Moreover and most importantly, we have usually cited the upside parameter as "potential" and the downside parameter as "risk," in order to highlight both the best and worst possible cases.  The study incorrectly interprets each of these parameters as actual forecasts, which must, by definition, make one or the other of our parameters hopelessly wrong.  The market cannot move in both directions at once.  If an actual forecast has been issued in the past, it is typically not accompanied by a disclaimer, such as upside "potential" or downside "risk." 

It has always been accepted wisdom in our business that one does not forecast both price and time together.  If a time is specified, never specify a price.  If a price is specified, never specify a time.  It is sufficiently difficult to forecast one of the two aspects alone.  Most forecasters follow this golden rule.  When we issue a forecast, we typically do not follow the golden rule.  However, the denigration of our forecast results by this faulted study has cast a serious pall on our desire to continue publishing price and time forecasts for the benefit of the public on the free portion of this website.  The Crosscurrents website has had more than three-and-a-half million visitors since it was established in 1999 and we are quite proud to display just a few of the many kudos accorded us by readers at http://www.cross-currents.net/kudos.htm.  We did not earn these kudos by publishing wrong forecasts time after time. 

Despite our desire to continue serving the public, we will no longer expose our analysis to faulty studies and inadequate math on the free portion of our website.  Therefore, our policy is now changed.  While we will continue to publish the very popular Pictures of a Stock Market Mania feature, we will no longer provide any price and time forecasts or parameters as have accompanied this feature in the past.  The subscriber portion of our website will have the same article accompanied by price and time forecasts and other parameters as we deem significant, as it always has.  If you wish to see these forecasts and or parameters, we suggest you subscribe or purchase a copy of the full article for $20 [CLICK HERE].  If this policy change does not meet with your approval, we certainly understand and nevertheless, invite you to continue reading the free articles we post for the benefit of the public.


I hope you have enjoyed your visit.  Please return again and feel free to invite your friends to visit as well.

Alan M. Newman, May 19, 2010
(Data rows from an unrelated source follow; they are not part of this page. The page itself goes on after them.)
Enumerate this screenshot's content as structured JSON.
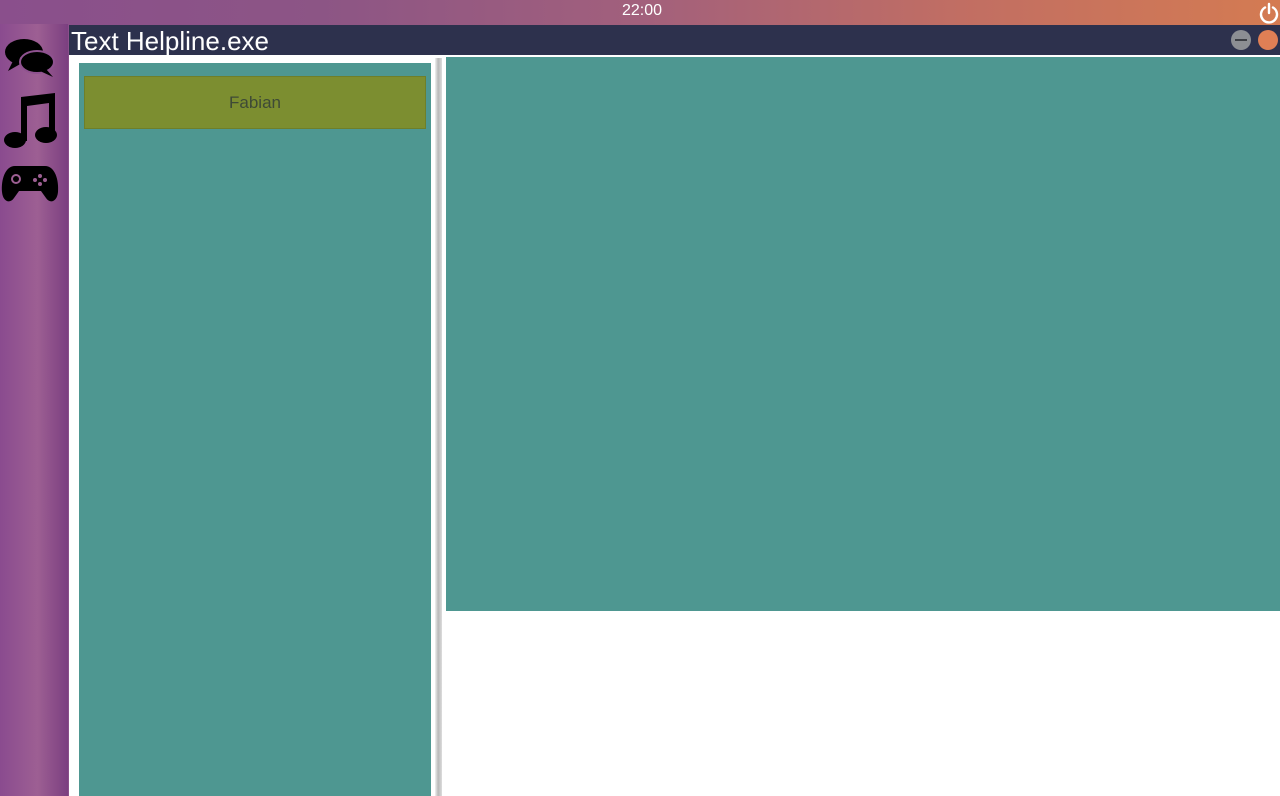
{
  "topbar": {
    "time": "22:00",
    "power_icon": "power-icon"
  },
  "dock": {
    "items": [
      {
        "icon": "chat-bubbles-icon"
      },
      {
        "icon": "music-note-icon"
      },
      {
        "icon": "gamepad-icon"
      }
    ]
  },
  "window": {
    "title": "Text Helpline.exe",
    "controls": [
      "minimize-icon",
      "close-icon"
    ],
    "contacts": [
      {
        "name": "Fabian"
      }
    ]
  },
  "colors": {
    "titlebar": "#2d314d",
    "panel": "#4e9791",
    "contact_selected": "#7c8e30",
    "close": "#e07f55",
    "minimize": "#8c8e93"
  }
}
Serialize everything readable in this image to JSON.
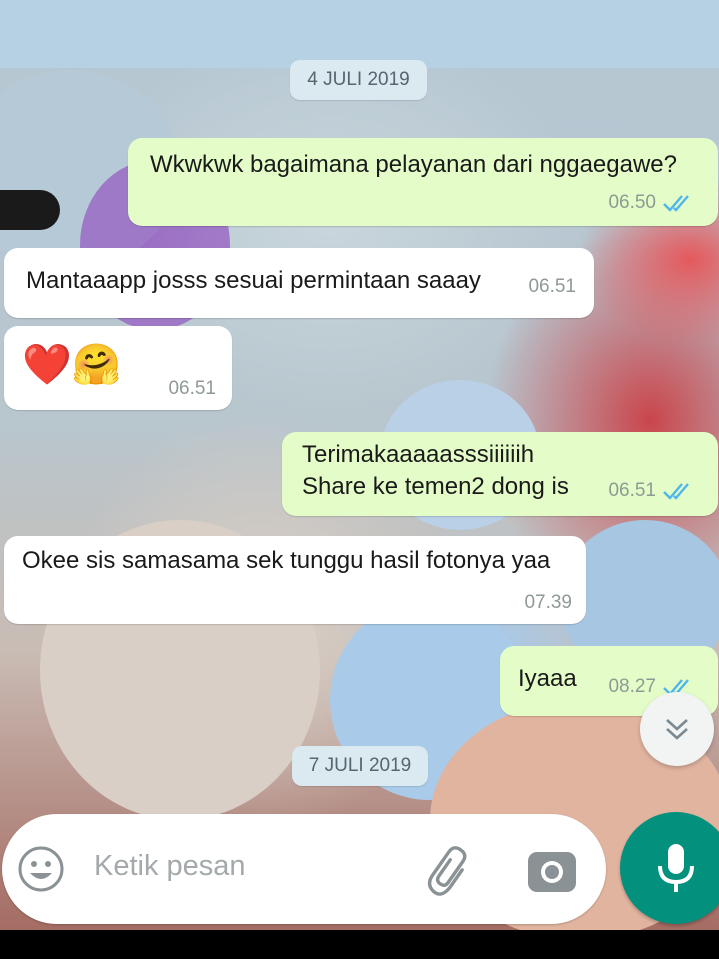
{
  "chat": {
    "dates": [
      "4 JULI 2019",
      "7 JULI 2019"
    ],
    "messages": [
      {
        "direction": "outgoing",
        "text": "Wkwkwk bagaimana pelayanan dari nggaegawe?",
        "time": "06.50",
        "status": "read"
      },
      {
        "direction": "incoming",
        "text": "Mantaaapp josss sesuai permintaan saaay",
        "time": "06.51"
      },
      {
        "direction": "incoming",
        "text": "❤️🤗",
        "time": "06.51"
      },
      {
        "direction": "outgoing",
        "lines": [
          "Terimakaaaaasssiiiiiih",
          "Share ke temen2 dong is"
        ],
        "time": "06.51",
        "status": "read"
      },
      {
        "direction": "incoming",
        "text": "Okee sis samasama sek tunggu hasil fotonya yaa",
        "time": "07.39"
      },
      {
        "direction": "outgoing",
        "text": "Iyaaa",
        "time": "08.27",
        "status": "read"
      }
    ]
  },
  "composer": {
    "placeholder": "Ketik pesan",
    "icons": [
      "emoji-icon",
      "attach-icon",
      "camera-icon",
      "mic-icon"
    ]
  },
  "scroll_button": {
    "icon": "double-chevron-down-icon"
  },
  "colors": {
    "outgoing_bubble": "#e3fcc8",
    "incoming_bubble": "#ffffff",
    "read_ticks": "#4fb6ec",
    "mic_button": "#03917e",
    "date_chip": "#dbeaf0"
  }
}
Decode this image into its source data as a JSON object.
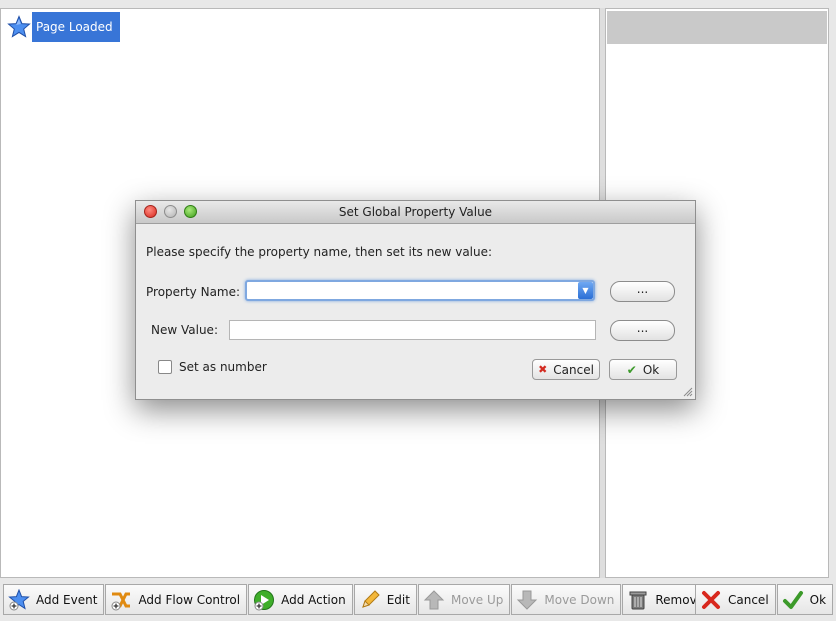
{
  "tree": {
    "root_label": "Page Loaded",
    "root_icon": "star-icon"
  },
  "dialog": {
    "title": "Set Global Property Value",
    "prompt": "Please specify the property name, then set its new value:",
    "property_name_label": "Property Name:",
    "property_name_value": "",
    "property_browse_label": "...",
    "new_value_label": "New Value:",
    "new_value_value": "",
    "value_browse_label": "...",
    "set_as_number_label": "Set as number",
    "set_as_number_checked": false,
    "cancel_label": "Cancel",
    "ok_label": "Ok"
  },
  "toolbar": {
    "add_event": "Add Event",
    "add_flow_control": "Add Flow Control",
    "add_action": "Add Action",
    "edit": "Edit",
    "move_up": "Move Up",
    "move_down": "Move Down",
    "remove": "Remove",
    "cancel": "Cancel",
    "ok": "Ok"
  },
  "colors": {
    "selection": "#3875d7",
    "focus_ring": "#7fa8e0"
  }
}
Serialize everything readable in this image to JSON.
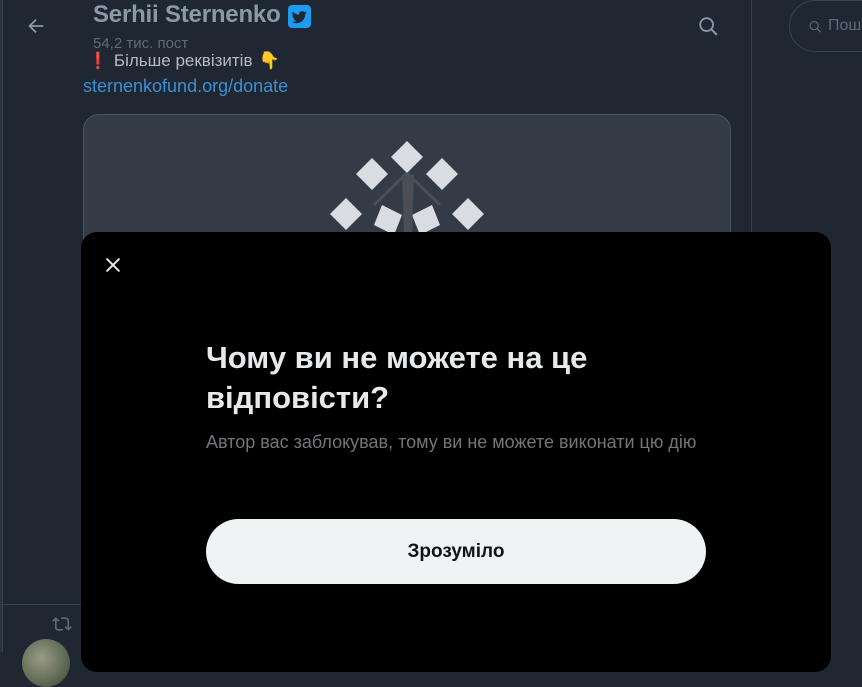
{
  "header": {
    "name": "Serhii Sternenko",
    "post_count": "54,2 тис. пост",
    "verified_icon": "verified-badge-icon",
    "back_icon": "arrow-left-icon",
    "search_icon": "search-icon"
  },
  "search": {
    "placeholder": "Пош"
  },
  "tweet": {
    "text_line": "Більше реквізитів",
    "link": "sternenkofund.org/donate"
  },
  "modal": {
    "title": "Чому ви не можете на це відповісти?",
    "description": "Автор вас заблокував, тому ви не можете виконати цю дію",
    "button_label": "Зрозуміло",
    "close_icon": "close-icon"
  },
  "colors": {
    "background": "#1f2732",
    "modal_bg": "#000000",
    "accent": "#1d9bf0",
    "link": "#3e8fd1",
    "button_bg": "#eff3f4"
  }
}
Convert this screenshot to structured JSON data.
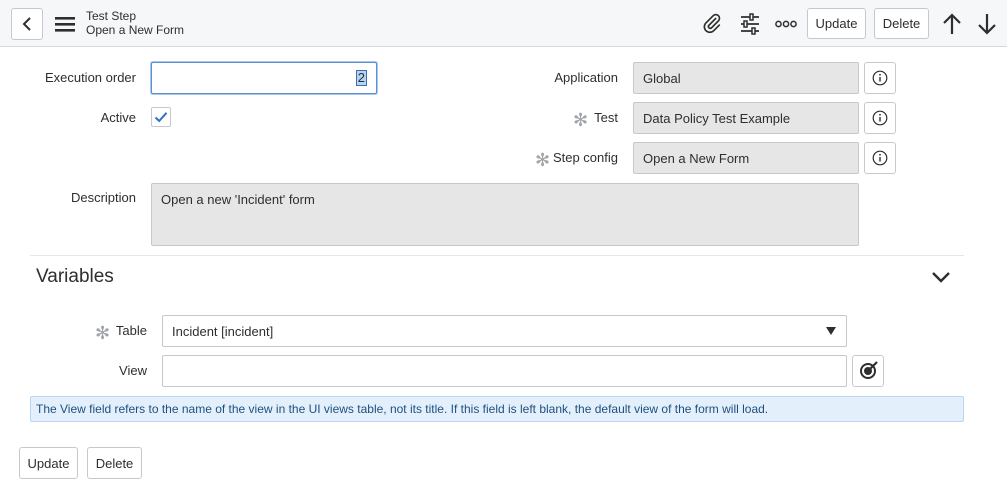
{
  "header": {
    "back_icon": "chevron-left-icon",
    "menu_icon": "hamburger-icon",
    "title_line1": "Test Step",
    "title_line2": "Open a New Form",
    "attachment_icon": "paperclip-icon",
    "personalize_icon": "sliders-icon",
    "more_icon": "more-options-icon",
    "update_label": "Update",
    "delete_label": "Delete",
    "prev_icon": "arrow-up-icon",
    "next_icon": "arrow-down-icon"
  },
  "form": {
    "execution_order": {
      "label": "Execution order",
      "value": "2"
    },
    "active": {
      "label": "Active",
      "checked": true
    },
    "description": {
      "label": "Description",
      "value": "Open a new 'Incident' form"
    },
    "application": {
      "label": "Application",
      "value": "Global"
    },
    "test": {
      "label": "Test",
      "value": "Data Policy Test Example"
    },
    "step_config": {
      "label": "Step config",
      "value": "Open a New Form"
    }
  },
  "variables": {
    "title": "Variables",
    "table": {
      "label": "Table",
      "value": "Incident [incident]"
    },
    "view": {
      "label": "View",
      "value": ""
    },
    "info": "The View field refers to the name of the view in the UI views table, not its title. If this field is left blank, the default view of the form will load."
  },
  "footer": {
    "update_label": "Update",
    "delete_label": "Delete"
  },
  "colors": {
    "header_bg": "#f6f7f8",
    "readonly_bg": "#e6e6e6",
    "focus_border": "#5a8fd1",
    "info_bg": "#e3f0fc",
    "info_text": "#1e4f80"
  }
}
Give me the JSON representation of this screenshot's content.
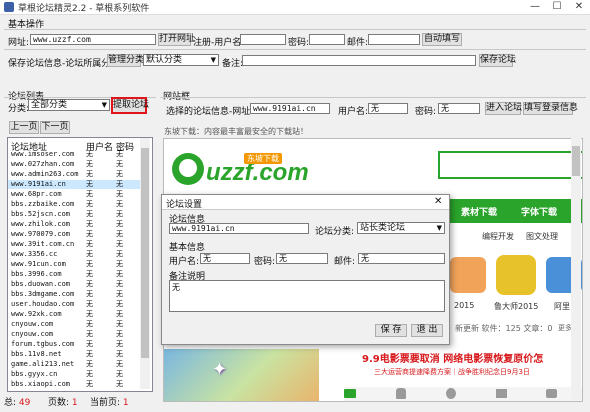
{
  "window": {
    "title": "草根论坛精灵2.2 - 草根系列软件",
    "minimize": "—",
    "maximize": "☐",
    "close": "✕"
  },
  "basic": {
    "section_title": "基本操作",
    "url_label": "网址:",
    "url_value": "www.uzzf.com",
    "open_url": "打开网址",
    "register_username_label": "注册-用户名:",
    "password_label": "密码:",
    "email_label": "邮件:",
    "auto_fill": "自动填写",
    "save_info_label": "保存论坛信息-论坛所属分类:",
    "manage_category": "管理分类",
    "default_category": "默认分类",
    "remark_label": "备注:",
    "save_forum": "保存论坛"
  },
  "forum_list": {
    "section_title": "论坛列表",
    "category_label": "分类:",
    "category_value": "全部分类",
    "extract_button": "提取论坛",
    "prev_page": "上一页",
    "next_page": "下一页",
    "columns": [
      "论坛地址",
      "用户名",
      "密码"
    ],
    "rows": [
      [
        "www.imsoser.com",
        "无",
        "无"
      ],
      [
        "www.027zhan.com",
        "无",
        "无"
      ],
      [
        "www.admin263.com",
        "无",
        "无"
      ],
      [
        "www.9191ai.cn",
        "无",
        "无"
      ],
      [
        "www.68pr.com",
        "无",
        "无"
      ],
      [
        "bbs.zzbaike.com",
        "无",
        "无"
      ],
      [
        "bbs.52jscn.com",
        "无",
        "无"
      ],
      [
        "www.zhilok.com",
        "无",
        "无"
      ],
      [
        "www.970079.com",
        "无",
        "无"
      ],
      [
        "www.39it.com.cn",
        "无",
        "无"
      ],
      [
        "www.3356.cc",
        "无",
        "无"
      ],
      [
        "www.91cun.com",
        "无",
        "无"
      ],
      [
        "bbs.3996.com",
        "无",
        "无"
      ],
      [
        "bbs.duowan.com",
        "无",
        "无"
      ],
      [
        "bbs.3dmgame.com",
        "无",
        "无"
      ],
      [
        "user.houdao.com",
        "无",
        "无"
      ],
      [
        "www.92xk.com",
        "无",
        "无"
      ],
      [
        "cnyouw.com",
        "无",
        "无"
      ],
      [
        "cnyouw.com",
        "无",
        "无"
      ],
      [
        "forum.tgbus.com",
        "无",
        "无"
      ],
      [
        "bbs.11v8.net",
        "无",
        "无"
      ],
      [
        "game.ali213.net",
        "无",
        "无"
      ],
      [
        "bbs.gyyx.cn",
        "无",
        "无"
      ],
      [
        "bbs.xiaopi.com",
        "无",
        "无"
      ]
    ],
    "selected_row": 3,
    "total_label": "总:",
    "total_value": "49",
    "pages_label": "页数:",
    "pages_value": "1",
    "current_label": "当前页:",
    "current_value": "1"
  },
  "site": {
    "section_title": "网站框",
    "selected_url_label": "选择的论坛信息-网址:",
    "selected_url_value": "www.9191ai.cn",
    "username_label": "用户名:",
    "username_value": "无",
    "password_label": "密码:",
    "password_value": "无",
    "enter_forum": "进入论坛",
    "fill_login": "填写登录信息"
  },
  "browser": {
    "slogan": "东坡下载：内容最丰富最安全的下载站！",
    "logo_text": "uzzf.com",
    "logo_badge": "东坡下载",
    "tab_material": "素材下载",
    "tab_font": "字体下载",
    "link_dev": "编程开发",
    "link_image": "图文处理",
    "app_2015": "2015",
    "app_mid": "鲁大师2015",
    "app_right": "阿里",
    "update_news": "新更新 软件：125 文章：0",
    "more": "更多»",
    "ad_red": "9.9电影票要取消 网络电影票恢复原价怎",
    "ad_sub": "三大运营商提速降费方案｜战争胜利纪念日9月3日",
    "colors": {
      "green": "#2aa42a",
      "red": "#d7191c",
      "orange": "#f39800"
    }
  },
  "dialog": {
    "title": "论坛设置",
    "close": "✕",
    "forum_info": "论坛信息",
    "url_value": "www.9191ai.cn",
    "category_label": "论坛分类:",
    "category_value": "站长类论坛",
    "basic_info": "基本信息",
    "username_label": "用户名:",
    "username_value": "无",
    "password_label": "密码:",
    "password_value": "无",
    "email_label": "邮件:",
    "email_value": "无",
    "remark_label": "备注说明",
    "remark_value": "无",
    "save": "保 存",
    "exit": "退 出"
  }
}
All information on this website is prepared from data obtained from sources believed reliable, but not guaranteed by us, and is not considered to be all inclusive.  Any stocks, sectors or indexes mentioned on this page are not to be construed as buy, sell, hold or short recommendations.  This report is for informational and entertainment purposes only.  Persons affiliated with Crosscurrents Publications, LLC may be long or short the securities or related options or other derivative securities mentioned in this report.  Our perspectives are subject to change without notice.  We assume no responsibility or liability for the information contained in this report.  No investment or trading advice whatsoever is implied by our commentary, coverage or charts.